Kashmir and Article 370: Part Three
In the last two posts, we understood the technical aspects of the Jammu and Kashmir Reorganisation Act, 2019. To repeat for the benefit of those who landed here directly, this is the third part of the three-part series on the Act. Part One of the series is about the background of the formation of the Union of India and accession of Jammu and Kashmir to it. Part Two of the series is about the current situation, along with the legal and geo-political view of the change.
Kashmir and Article 370: Part Two
This is the second part of the three-part series on the Jammu and Kashmir Reorganisation Act, 2019. If you came here directly, this post alone will not do justice to the situation. Go back and read Part One. Reading the series partially will make you judgemental with limited knowledge. This article is available as a typeset printable PDF as well. This post talks about the current situation in Jammu and Kashmir.
Kashmir and Article 370: Part One
We heard a lot of noise throughout the last week over the abrogation of Article 370 (and subsequently, Article 35A). Everyone kept saying: Article 370 is “no longer valid” in the state of Jammu and Kashmir. Why, Jammu and Kashmir was no more a state! But then, as with all noises, this noise added to the confusion in our minds. And before we go any further, let me say in simple English, what Article 370 and Article 35A are.
Where democracy should begin

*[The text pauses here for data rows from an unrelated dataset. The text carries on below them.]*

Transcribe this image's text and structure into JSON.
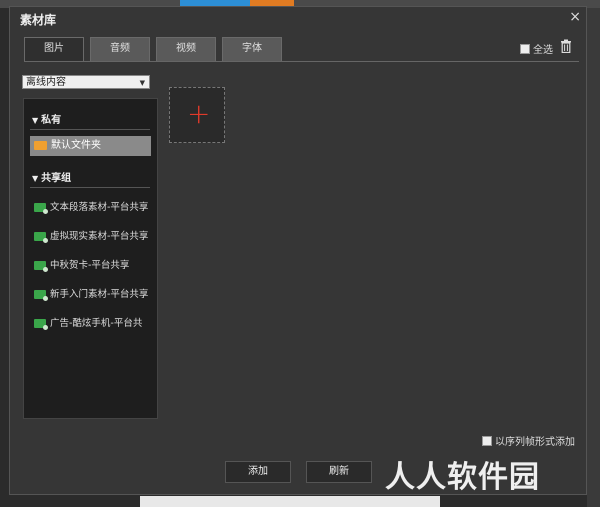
{
  "dialog": {
    "title": "素材库",
    "close_icon": "×"
  },
  "tabs": [
    {
      "label": "图片"
    },
    {
      "label": "音频"
    },
    {
      "label": "视频"
    },
    {
      "label": "字体"
    }
  ],
  "toolbar": {
    "select_all_label": "全选"
  },
  "filter": {
    "selected": "离线内容"
  },
  "sidebar": {
    "private_label": "私有",
    "default_folder": "默认文件夹",
    "shared_label": "共享组",
    "groups": [
      "文本段落素材-平台共享",
      "虚拟现实素材-平台共享",
      "中秋贺卡-平台共享",
      "新手入门素材-平台共享",
      "广告-酷炫手机-平台共"
    ]
  },
  "options": {
    "sequence_label": "以序列帧形式添加"
  },
  "buttons": {
    "add": "添加",
    "refresh": "刷新"
  },
  "watermark": "人人软件园",
  "colors": {
    "accent_red": "#e03a2a",
    "folder_orange": "#f0a030",
    "group_green": "#3aa64a"
  }
}
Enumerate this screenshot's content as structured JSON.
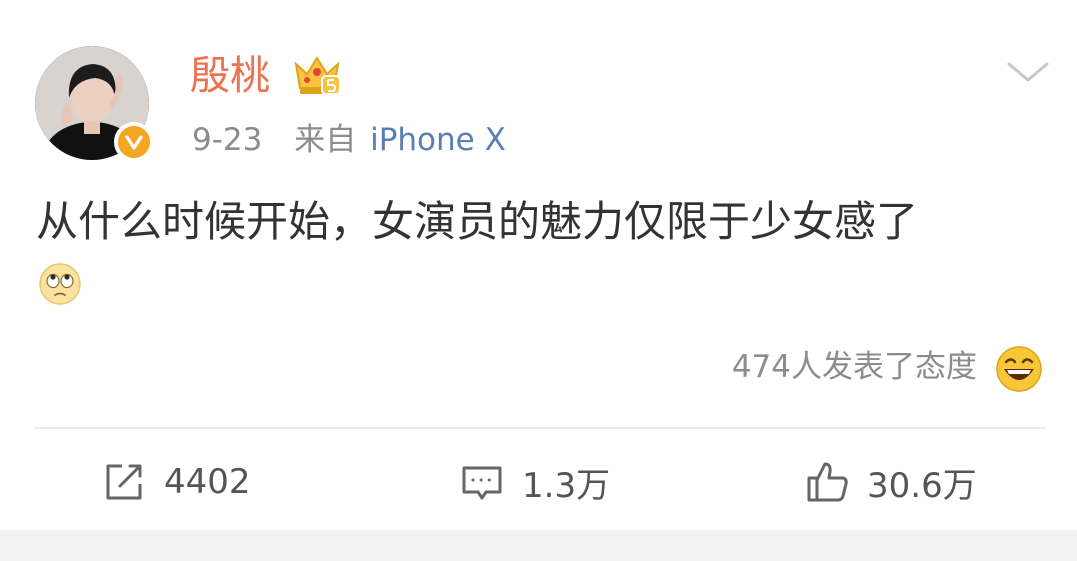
{
  "post": {
    "author": "殷桃",
    "date": "9-23",
    "from_label": "来自",
    "source": "iPhone X",
    "text": "从什么时候开始，女演员的魅力仅限于少女感了",
    "emoji_inline": "rolling-eyes-emoji",
    "reactions_text": "474人发表了态度",
    "reaction_emoji": "grinning-emoji"
  },
  "actions": {
    "repost_count": "4402",
    "comment_count": "1.3万",
    "like_count": "30.6万"
  },
  "colors": {
    "username": "#eb7350",
    "source_link": "#5a7fb3",
    "verified_badge": "#f5a623",
    "meta_gray": "#8c8c8c"
  }
}
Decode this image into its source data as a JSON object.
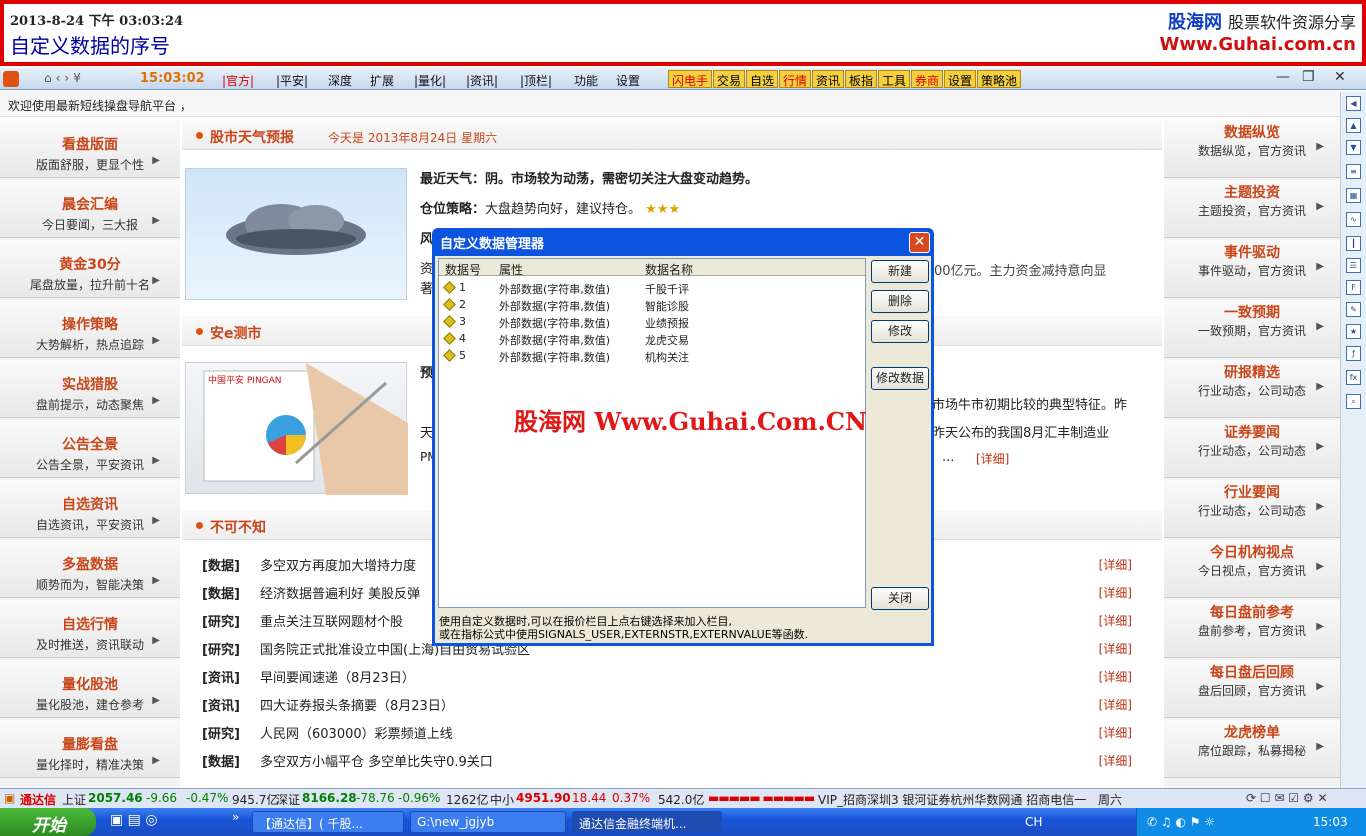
{
  "banner": {
    "date": "2013-8-24 下午 03:03:24",
    "title": "自定义数据的序号",
    "logo_name": "股海网",
    "logo_slogan": "股票软件资源分享",
    "logo_url": "Www.Guhai.com.cn"
  },
  "menubar": {
    "clock": "15:03:02",
    "items": [
      "|官方|",
      "|平安|",
      "深度",
      "扩展",
      "|量化|",
      "|资讯|",
      "|顶栏|",
      "功能",
      "设置"
    ],
    "quick": [
      "闪电手",
      "交易",
      "自选",
      "行情",
      "资讯",
      "板指",
      "工具",
      "券商",
      "设置",
      "策略池"
    ]
  },
  "welcome": "欢迎使用最新短线操盘导航平台 ，",
  "left_nav": [
    {
      "t": "看盘版面",
      "s": "版面舒服，更显个性"
    },
    {
      "t": "晨会汇编",
      "s": "今日要闻，三大报"
    },
    {
      "t": "黄金30分",
      "s": "尾盘放量，拉升前十名"
    },
    {
      "t": "操作策略",
      "s": "大势解析，热点追踪"
    },
    {
      "t": "实战猎股",
      "s": "盘前提示，动态聚焦"
    },
    {
      "t": "公告全景",
      "s": "公告全景，平安资讯"
    },
    {
      "t": "自选资讯",
      "s": "自选资讯，平安资讯"
    },
    {
      "t": "多盈数据",
      "s": "顺势而为，智能决策"
    },
    {
      "t": "自选行情",
      "s": "及时推送，资讯联动"
    },
    {
      "t": "量化股池",
      "s": "量化股池，建仓参考"
    },
    {
      "t": "量膨看盘",
      "s": "量化择时，精准决策"
    }
  ],
  "right_nav": [
    {
      "t": "数据纵览",
      "s": "数据纵览，官方资讯"
    },
    {
      "t": "主题投资",
      "s": "主题投资，官方资讯"
    },
    {
      "t": "事件驱动",
      "s": "事件驱动，官方资讯"
    },
    {
      "t": "一致预期",
      "s": "一致预期，官方资讯"
    },
    {
      "t": "研报精选",
      "s": "行业动态，公司动态"
    },
    {
      "t": "证券要闻",
      "s": "行业动态，公司动态"
    },
    {
      "t": "行业要闻",
      "s": "行业动态，公司动态"
    },
    {
      "t": "今日机构视点",
      "s": "今日视点，官方资讯"
    },
    {
      "t": "每日盘前参考",
      "s": "盘前参考，官方资讯"
    },
    {
      "t": "每日盘后回顾",
      "s": "盘后回顾，官方资讯"
    },
    {
      "t": "龙虎榜单",
      "s": "席位跟踪，私募揭秘"
    }
  ],
  "weather": {
    "section": "股市天气预报",
    "today": "今天是 2013年8月24日 星期六",
    "recent_label": "最近天气：阴。市场较为动荡，需密切关注大盘变动趋势。",
    "position_label": "仓位策略：",
    "position_text": "大盘趋势向好，建议持仓。",
    "stars": "★★★",
    "extra_a": "风",
    "extra_b": "资",
    "extra_c": "著",
    "tail": "00亿元。主力资金减持意向显"
  },
  "ae": {
    "section": "安e测市",
    "lead": "预",
    "line1": "天",
    "line2": "PM",
    "right1": "市场牛市初期比较的典型特征。昨",
    "right2": "昨天公布的我国8月汇丰制造业",
    "ellipsis": "...",
    "more": "[详细]",
    "logo_text": "中国平安 PINGAN"
  },
  "news": {
    "section": "不可不知",
    "more": "[详细]",
    "items": [
      {
        "k": "[数据]",
        "t": "多空双方再度加大增持力度"
      },
      {
        "k": "[数据]",
        "t": "经济数据普遍利好 美股反弹"
      },
      {
        "k": "[研究]",
        "t": "重点关注互联网题材个股"
      },
      {
        "k": "[研究]",
        "t": "国务院正式批准设立中国(上海)自由贸易试验区"
      },
      {
        "k": "[资讯]",
        "t": "早间要闻速递（8月23日）"
      },
      {
        "k": "[资讯]",
        "t": "四大证券报头条摘要（8月23日）"
      },
      {
        "k": "[研究]",
        "t": "人民网（603000）彩票频道上线"
      },
      {
        "k": "[数据]",
        "t": "多空双方小幅平仓 多空单比失守0.9关口"
      }
    ]
  },
  "dialog": {
    "title": "自定义数据管理器",
    "close": "✕",
    "cols": [
      "数据号",
      "属性",
      "数据名称"
    ],
    "rows": [
      {
        "n": "1",
        "a": "外部数据(字符串,数值)",
        "name": "千股千评"
      },
      {
        "n": "2",
        "a": "外部数据(字符串,数值)",
        "name": "智能诊股"
      },
      {
        "n": "3",
        "a": "外部数据(字符串,数值)",
        "name": "业绩预报"
      },
      {
        "n": "4",
        "a": "外部数据(字符串,数值)",
        "name": "龙虎交易"
      },
      {
        "n": "5",
        "a": "外部数据(字符串,数值)",
        "name": "机构关注"
      }
    ],
    "buttons": {
      "new": "新建",
      "del": "删除",
      "edit": "修改",
      "edit_data": "修改数据",
      "close": "关闭"
    },
    "hint1": "使用自定义数据时,可以在报价栏目上点右键选择来加入栏目,",
    "hint2": "或在指标公式中使用SIGNALS_USER,EXTERNSTR,EXTERNVALUE等函数."
  },
  "watermark": "股海网 Www.Guhai.Com.CN",
  "status": {
    "app": "通达信",
    "sh_label": "上证",
    "sh": "2057.46",
    "sh_chg": "-9.66",
    "sh_pct": "-0.47%",
    "sh_amt": "945.7亿",
    "sz_label": "深证",
    "sz": "8166.28",
    "sz_chg": "-78.76",
    "sz_pct": "-0.96%",
    "sz_amt": "1262亿",
    "zx_label": "中小",
    "zx": "4951.90",
    "zx_chg": "18.44",
    "zx_pct": "0.37%",
    "zx_amt": "542.0亿",
    "server": "VIP_招商深圳3 银河证券杭州华数网通 招商电信一",
    "day": "周六"
  },
  "taskbar": {
    "start": "开始",
    "tasks": [
      "【通达信】( 千股...",
      "G:\\new_jgjyb",
      "通达信金融终端机..."
    ],
    "ime": "CH",
    "time": "15:03"
  }
}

Education is perhaps the most powerful weapon in the world. Education, starting from our childhood, shapes our thoughts, actions, interactions, and overall, our lives. Not only are our perceptions based on the learnings of our past, but our assimilation of new learnings depends strongly on the basis created by our experiences and past learnings. The talk of education brings to us the thought of literacy. We start thinking about how our rate of literacy is improving year on year.